___ Data provided

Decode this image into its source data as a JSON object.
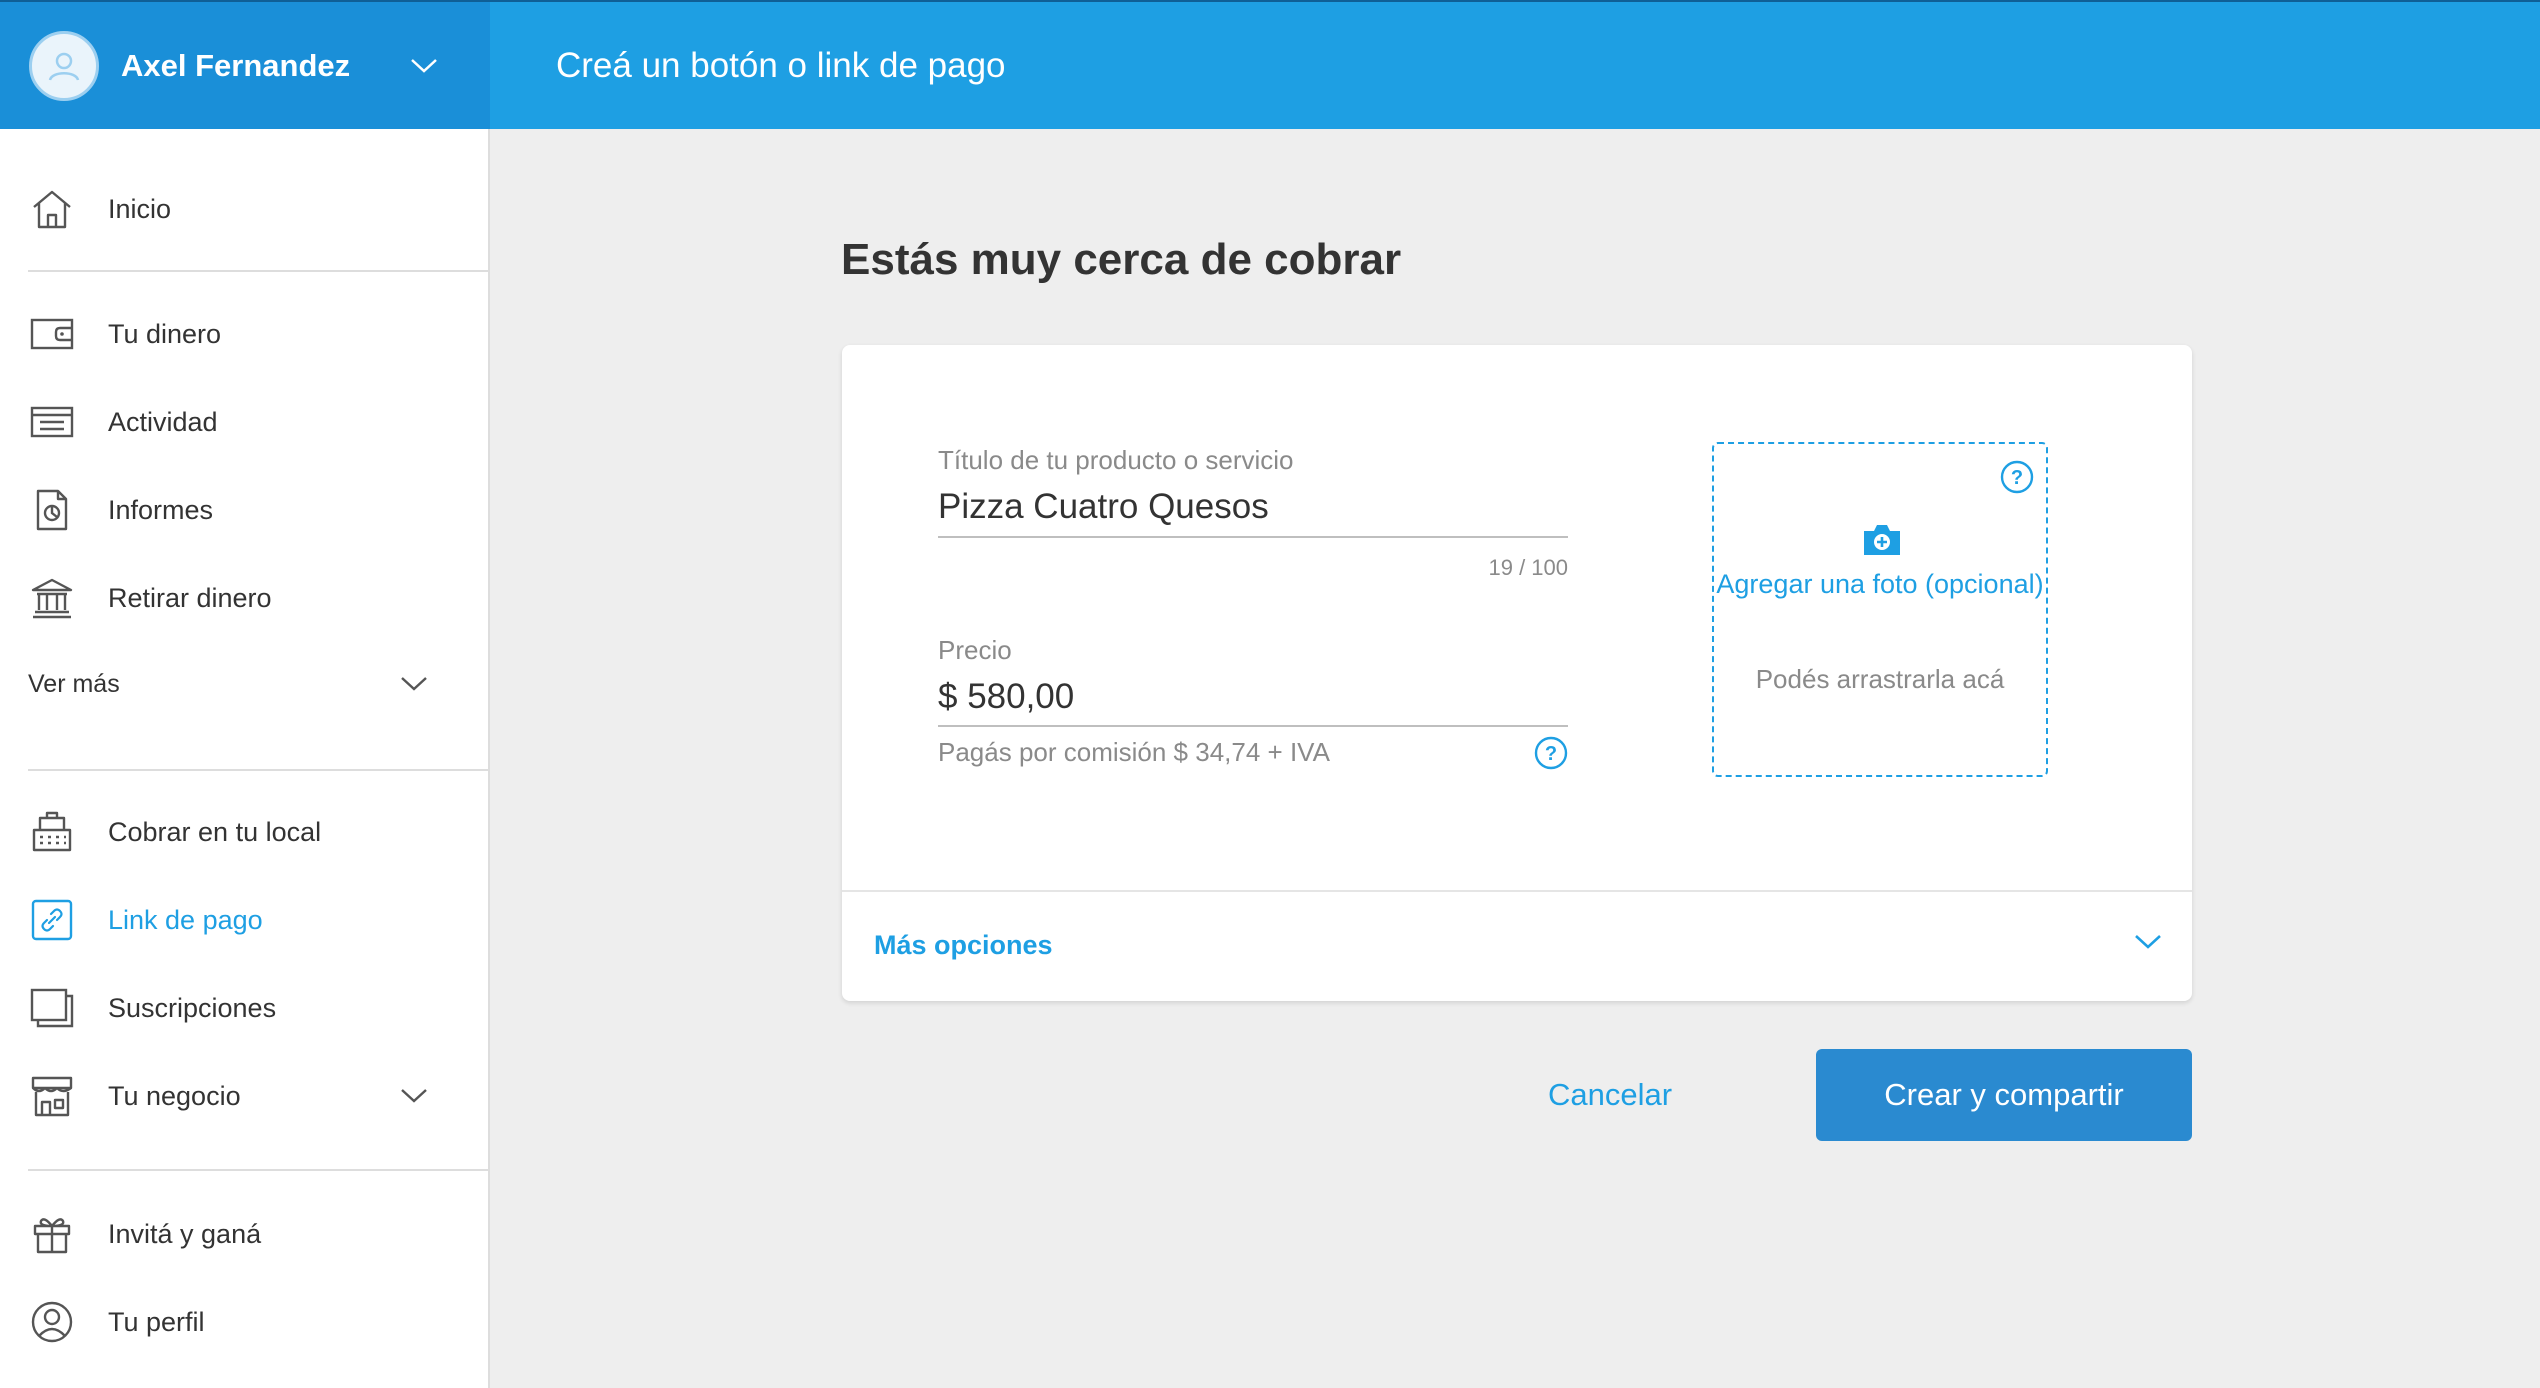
{
  "header": {
    "user_name": "Axel Fernandez",
    "page_title": "Creá un botón o link de pago"
  },
  "sidebar": {
    "items": [
      {
        "label": "Inicio",
        "icon": "home-icon"
      },
      {
        "label": "Tu dinero",
        "icon": "wallet-icon"
      },
      {
        "label": "Actividad",
        "icon": "activity-list-icon"
      },
      {
        "label": "Informes",
        "icon": "report-document-icon"
      },
      {
        "label": "Retirar dinero",
        "icon": "bank-icon"
      },
      {
        "label": "Ver más"
      },
      {
        "label": "Cobrar en tu local",
        "icon": "cash-register-icon"
      },
      {
        "label": "Link de pago",
        "icon": "payment-link-icon",
        "active": true
      },
      {
        "label": "Suscripciones",
        "icon": "subscriptions-icon"
      },
      {
        "label": "Tu negocio",
        "icon": "store-icon"
      },
      {
        "label": "Invitá y ganá",
        "icon": "gift-icon"
      },
      {
        "label": "Tu perfil",
        "icon": "profile-icon"
      }
    ]
  },
  "main": {
    "title": "Estás muy cerca de cobrar",
    "product_title": {
      "label": "Título de tu producto o servicio",
      "value": "Pizza Cuatro Quesos",
      "counter": "19 / 100"
    },
    "price": {
      "label": "Precio",
      "value": "$ 580,00",
      "commission": "Pagás por comisión $ 34,74 + IVA"
    },
    "photo": {
      "cta": "Agregar una foto (opcional)",
      "subtitle": "Podés arrastrarla acá"
    },
    "more_options": "Más opciones",
    "cancel": "Cancelar",
    "submit": "Crear y compartir"
  },
  "colors": {
    "header_left": "#1a8fd8",
    "header_right": "#1e9fe3",
    "accent": "#1e9fe3",
    "primary_button": "#2a8ad0"
  }
}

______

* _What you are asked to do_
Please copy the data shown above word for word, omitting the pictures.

* _Answer box_
Decode this image into its source data as a JSON object.
{
  "header": {
    "user_name": "Axel Fernandez",
    "page_title": "Creá un botón o link de pago"
  },
  "sidebar": {
    "items": [
      {
        "label": "Inicio",
        "icon": "home-icon"
      },
      {
        "label": "Tu dinero",
        "icon": "wallet-icon"
      },
      {
        "label": "Actividad",
        "icon": "activity-list-icon"
      },
      {
        "label": "Informes",
        "icon": "report-document-icon"
      },
      {
        "label": "Retirar dinero",
        "icon": "bank-icon"
      },
      {
        "label": "Ver más"
      },
      {
        "label": "Cobrar en tu local",
        "icon": "cash-register-icon"
      },
      {
        "label": "Link de pago",
        "icon": "payment-link-icon",
        "active": true
      },
      {
        "label": "Suscripciones",
        "icon": "subscriptions-icon"
      },
      {
        "label": "Tu negocio",
        "icon": "store-icon"
      },
      {
        "label": "Invitá y ganá",
        "icon": "gift-icon"
      },
      {
        "label": "Tu perfil",
        "icon": "profile-icon"
      }
    ]
  },
  "main": {
    "title": "Estás muy cerca de cobrar",
    "product_title": {
      "label": "Título de tu producto o servicio",
      "value": "Pizza Cuatro Quesos",
      "counter": "19 / 100"
    },
    "price": {
      "label": "Precio",
      "value": "$ 580,00",
      "commission": "Pagás por comisión $ 34,74 + IVA"
    },
    "photo": {
      "cta": "Agregar una foto (opcional)",
      "subtitle": "Podés arrastrarla acá"
    },
    "more_options": "Más opciones",
    "cancel": "Cancelar",
    "submit": "Crear y compartir"
  },
  "colors": {
    "header_left": "#1a8fd8",
    "header_right": "#1e9fe3",
    "accent": "#1e9fe3",
    "primary_button": "#2a8ad0"
  }
}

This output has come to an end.